==== Material shown ====
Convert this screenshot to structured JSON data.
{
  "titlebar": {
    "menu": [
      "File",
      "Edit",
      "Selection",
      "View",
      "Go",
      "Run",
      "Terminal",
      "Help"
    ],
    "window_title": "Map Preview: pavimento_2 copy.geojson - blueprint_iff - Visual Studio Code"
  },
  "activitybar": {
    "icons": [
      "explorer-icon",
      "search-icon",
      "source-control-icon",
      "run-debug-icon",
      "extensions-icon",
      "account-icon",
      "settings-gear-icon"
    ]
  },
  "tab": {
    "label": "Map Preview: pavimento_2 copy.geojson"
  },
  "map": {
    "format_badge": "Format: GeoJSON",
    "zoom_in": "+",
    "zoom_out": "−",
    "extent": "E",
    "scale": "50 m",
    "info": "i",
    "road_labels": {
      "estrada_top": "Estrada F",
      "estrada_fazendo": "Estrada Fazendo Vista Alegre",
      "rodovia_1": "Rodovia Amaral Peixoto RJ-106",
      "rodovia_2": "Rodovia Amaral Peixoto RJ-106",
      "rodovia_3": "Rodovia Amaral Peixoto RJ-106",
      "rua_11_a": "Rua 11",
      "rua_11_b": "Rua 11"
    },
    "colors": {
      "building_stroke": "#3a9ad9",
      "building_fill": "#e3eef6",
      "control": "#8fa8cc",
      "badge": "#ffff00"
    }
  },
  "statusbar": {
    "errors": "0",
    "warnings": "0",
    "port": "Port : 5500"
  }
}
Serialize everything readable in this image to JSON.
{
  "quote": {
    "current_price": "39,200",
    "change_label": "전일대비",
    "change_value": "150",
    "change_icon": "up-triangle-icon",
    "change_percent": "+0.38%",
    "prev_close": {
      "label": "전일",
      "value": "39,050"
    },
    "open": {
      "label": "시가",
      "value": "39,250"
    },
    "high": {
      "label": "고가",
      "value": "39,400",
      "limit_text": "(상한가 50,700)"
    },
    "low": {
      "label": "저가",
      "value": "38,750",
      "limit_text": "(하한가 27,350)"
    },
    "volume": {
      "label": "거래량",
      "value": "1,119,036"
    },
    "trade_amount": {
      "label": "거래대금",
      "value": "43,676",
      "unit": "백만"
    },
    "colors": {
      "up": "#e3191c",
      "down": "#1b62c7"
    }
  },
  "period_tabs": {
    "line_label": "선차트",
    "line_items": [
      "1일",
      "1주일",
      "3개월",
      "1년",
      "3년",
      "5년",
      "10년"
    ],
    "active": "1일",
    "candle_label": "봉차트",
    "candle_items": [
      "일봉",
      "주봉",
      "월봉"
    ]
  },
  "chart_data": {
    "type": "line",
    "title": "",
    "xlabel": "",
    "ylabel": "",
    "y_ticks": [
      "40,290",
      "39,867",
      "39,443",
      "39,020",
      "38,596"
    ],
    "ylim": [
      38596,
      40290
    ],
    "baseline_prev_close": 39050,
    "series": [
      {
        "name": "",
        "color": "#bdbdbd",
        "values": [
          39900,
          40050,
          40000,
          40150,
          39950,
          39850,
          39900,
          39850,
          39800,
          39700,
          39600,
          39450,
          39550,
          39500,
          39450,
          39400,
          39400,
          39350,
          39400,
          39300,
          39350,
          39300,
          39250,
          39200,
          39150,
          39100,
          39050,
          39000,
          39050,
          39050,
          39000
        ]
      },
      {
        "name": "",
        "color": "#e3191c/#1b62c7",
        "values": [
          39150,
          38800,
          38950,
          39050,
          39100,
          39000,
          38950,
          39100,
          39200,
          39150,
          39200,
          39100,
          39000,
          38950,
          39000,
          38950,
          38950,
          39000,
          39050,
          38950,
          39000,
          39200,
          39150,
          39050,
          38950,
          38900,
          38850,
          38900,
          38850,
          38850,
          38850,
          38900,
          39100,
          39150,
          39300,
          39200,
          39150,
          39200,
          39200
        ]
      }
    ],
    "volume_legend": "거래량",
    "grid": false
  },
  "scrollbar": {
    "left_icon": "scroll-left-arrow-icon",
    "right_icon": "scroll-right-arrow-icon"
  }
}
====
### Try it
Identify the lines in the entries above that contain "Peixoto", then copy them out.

### Exercise solution
      "rodovia_1": "Rodovia Amaral Peixoto RJ-106",
      "rodovia_2": "Rodovia Amaral Peixoto RJ-106",
      "rodovia_3": "Rodovia Amaral Peixoto RJ-106",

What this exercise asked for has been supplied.